I am glad to say that I know several Caucasian and multi-ethic churches that are “keeping the stage multi-generational” and it’s great to see. One of these churches is a large church in Birmingham, Alabama, where my brother is the Worship Pastor. My big brother, Michael, is a very talented and sincere Christian guy and I've watched with much admiration over the years as he has done a great job of mentoring younger worship leaders, including older and younger musicians on stage – as well as including multi-ethnic musicians whenever he can as well. Somehow, under his leadership, his church has managed to be able to pull off modern worship and traditional worship styles - as well as having a huge choir and orchestra. They don't always use all of those elements or every style of music every Sunday, but it is an incredibly inclusive music ministry that blesses so many people both in and outside of their congregation. Instead of having a small handful of younger musicians who are involved in the worship ministry, they are able to include well over a hundred.

So the bottom line with all of this, is that I believe we should do all we can, with the Bible as our guide, Christ as our focus and the Holy Spirit empowering all we do, to make our churches true Christian communities that welcome and value all generations and ethnicities.

9. And one last thing, what I don't want to inspire by writing about this, is more division and disgruntlement. Years ago, I read a quote from Francis Frangipane that really inspired me. It said something like this: “Satan spends much of his time being ‘the accuser of the brethren’. He is always finding our faults and making accusations about us. But Jesus is our Intercessor. He sees the same faults and intercedes for us continually. When we see a person or organization with sins or things that concern us, we have a choice to make. Who are we going to align ourselves with – Satan the accuser, or Jesus the Intercessor?” I found that quote to be so very challenging and so right on. It’s easy for me and any of us to point out the problems in the church as an organization and in other Christian people. We don’t have to pretend that the issues aren't there.

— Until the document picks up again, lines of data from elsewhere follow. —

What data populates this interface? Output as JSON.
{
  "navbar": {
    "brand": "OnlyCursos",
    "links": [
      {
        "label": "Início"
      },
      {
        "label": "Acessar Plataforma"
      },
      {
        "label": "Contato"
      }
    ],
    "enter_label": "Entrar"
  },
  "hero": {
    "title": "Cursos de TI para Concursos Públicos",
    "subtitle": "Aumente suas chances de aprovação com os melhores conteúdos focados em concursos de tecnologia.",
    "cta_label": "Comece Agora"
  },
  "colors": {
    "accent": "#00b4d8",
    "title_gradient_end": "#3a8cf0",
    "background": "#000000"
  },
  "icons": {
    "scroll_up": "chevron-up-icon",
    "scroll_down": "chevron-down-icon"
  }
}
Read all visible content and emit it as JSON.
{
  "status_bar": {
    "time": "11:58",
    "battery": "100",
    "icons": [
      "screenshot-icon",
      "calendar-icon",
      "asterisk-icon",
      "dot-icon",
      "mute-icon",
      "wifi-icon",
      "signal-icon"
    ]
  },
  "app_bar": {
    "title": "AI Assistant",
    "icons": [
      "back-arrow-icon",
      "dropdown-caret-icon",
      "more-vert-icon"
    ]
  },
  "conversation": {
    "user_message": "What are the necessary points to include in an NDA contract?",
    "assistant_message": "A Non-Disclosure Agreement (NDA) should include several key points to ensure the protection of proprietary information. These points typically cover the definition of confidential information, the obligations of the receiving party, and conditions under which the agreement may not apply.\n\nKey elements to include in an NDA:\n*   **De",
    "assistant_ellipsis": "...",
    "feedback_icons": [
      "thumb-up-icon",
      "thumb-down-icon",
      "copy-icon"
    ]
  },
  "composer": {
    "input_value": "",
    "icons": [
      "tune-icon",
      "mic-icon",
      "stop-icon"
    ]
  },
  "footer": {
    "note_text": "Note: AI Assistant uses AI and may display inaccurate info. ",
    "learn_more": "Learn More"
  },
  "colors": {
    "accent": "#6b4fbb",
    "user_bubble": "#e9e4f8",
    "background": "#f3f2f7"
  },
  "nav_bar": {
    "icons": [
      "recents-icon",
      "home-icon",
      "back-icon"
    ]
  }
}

But our criticism should be constructive and our concerns should lead us toward intercession instead of more division and bitterness. Jesus, help us to align ourselves with You! Amen.